Copy out all the lines in the records that include the word "octave".

* [Dataset excerpts]:
= = = = = = =
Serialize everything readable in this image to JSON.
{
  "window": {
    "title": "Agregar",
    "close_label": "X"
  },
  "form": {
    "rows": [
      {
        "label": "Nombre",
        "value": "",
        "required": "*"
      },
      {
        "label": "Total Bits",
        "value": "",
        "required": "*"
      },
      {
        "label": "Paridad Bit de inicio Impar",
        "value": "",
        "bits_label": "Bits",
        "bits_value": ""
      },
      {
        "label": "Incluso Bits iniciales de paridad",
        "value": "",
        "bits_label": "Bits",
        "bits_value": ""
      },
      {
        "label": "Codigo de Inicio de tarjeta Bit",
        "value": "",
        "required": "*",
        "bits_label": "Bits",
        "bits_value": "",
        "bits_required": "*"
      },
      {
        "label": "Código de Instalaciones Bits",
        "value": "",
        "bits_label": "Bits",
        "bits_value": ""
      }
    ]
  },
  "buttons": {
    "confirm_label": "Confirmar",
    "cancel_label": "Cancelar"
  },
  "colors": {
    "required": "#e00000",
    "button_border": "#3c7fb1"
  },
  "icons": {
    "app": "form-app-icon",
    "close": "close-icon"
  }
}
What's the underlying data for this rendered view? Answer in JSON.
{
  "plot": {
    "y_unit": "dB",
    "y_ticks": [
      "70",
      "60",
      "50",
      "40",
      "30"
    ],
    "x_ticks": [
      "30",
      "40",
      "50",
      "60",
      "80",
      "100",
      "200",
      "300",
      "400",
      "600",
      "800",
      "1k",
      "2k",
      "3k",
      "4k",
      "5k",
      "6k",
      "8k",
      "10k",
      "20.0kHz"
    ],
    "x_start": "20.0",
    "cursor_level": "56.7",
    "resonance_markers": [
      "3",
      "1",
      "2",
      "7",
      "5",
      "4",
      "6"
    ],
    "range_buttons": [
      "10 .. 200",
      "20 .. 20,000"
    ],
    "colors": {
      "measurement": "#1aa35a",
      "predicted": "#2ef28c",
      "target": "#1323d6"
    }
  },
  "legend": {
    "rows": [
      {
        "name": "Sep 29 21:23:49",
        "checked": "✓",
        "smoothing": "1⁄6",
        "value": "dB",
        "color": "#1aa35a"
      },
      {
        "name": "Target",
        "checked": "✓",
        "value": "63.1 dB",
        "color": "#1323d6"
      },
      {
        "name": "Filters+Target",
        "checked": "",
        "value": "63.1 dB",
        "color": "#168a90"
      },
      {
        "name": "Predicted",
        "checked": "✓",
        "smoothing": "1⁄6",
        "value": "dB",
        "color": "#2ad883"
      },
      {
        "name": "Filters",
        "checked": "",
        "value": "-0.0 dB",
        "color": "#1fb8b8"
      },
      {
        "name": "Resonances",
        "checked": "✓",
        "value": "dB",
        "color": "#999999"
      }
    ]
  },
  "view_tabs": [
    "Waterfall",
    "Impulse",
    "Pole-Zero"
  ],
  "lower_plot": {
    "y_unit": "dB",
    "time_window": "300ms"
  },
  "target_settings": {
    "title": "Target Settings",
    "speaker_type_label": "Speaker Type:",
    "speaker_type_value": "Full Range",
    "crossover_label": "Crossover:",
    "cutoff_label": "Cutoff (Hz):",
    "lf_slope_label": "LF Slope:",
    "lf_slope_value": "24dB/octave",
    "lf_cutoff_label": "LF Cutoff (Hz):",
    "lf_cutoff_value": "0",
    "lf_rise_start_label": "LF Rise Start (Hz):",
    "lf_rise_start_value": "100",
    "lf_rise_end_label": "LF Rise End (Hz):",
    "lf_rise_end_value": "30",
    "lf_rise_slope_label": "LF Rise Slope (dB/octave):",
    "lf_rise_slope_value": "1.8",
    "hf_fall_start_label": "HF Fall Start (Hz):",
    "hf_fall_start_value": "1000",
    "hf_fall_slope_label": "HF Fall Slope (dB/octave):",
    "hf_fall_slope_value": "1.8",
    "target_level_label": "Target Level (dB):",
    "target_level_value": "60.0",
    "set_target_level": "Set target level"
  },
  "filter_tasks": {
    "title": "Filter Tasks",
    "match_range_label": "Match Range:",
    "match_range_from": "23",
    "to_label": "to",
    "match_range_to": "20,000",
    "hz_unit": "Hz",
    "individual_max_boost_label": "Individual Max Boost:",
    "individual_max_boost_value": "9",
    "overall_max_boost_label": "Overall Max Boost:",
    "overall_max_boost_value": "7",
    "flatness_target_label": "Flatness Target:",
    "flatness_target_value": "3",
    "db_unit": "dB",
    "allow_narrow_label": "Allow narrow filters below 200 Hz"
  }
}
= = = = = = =
* [Result of the task]:
    "lf_slope_value": "24dB/octave",
    "lf_rise_slope_label": "LF Rise Slope (dB/octave):",
    "hf_fall_slope_label": "HF Fall Slope (dB/octave):",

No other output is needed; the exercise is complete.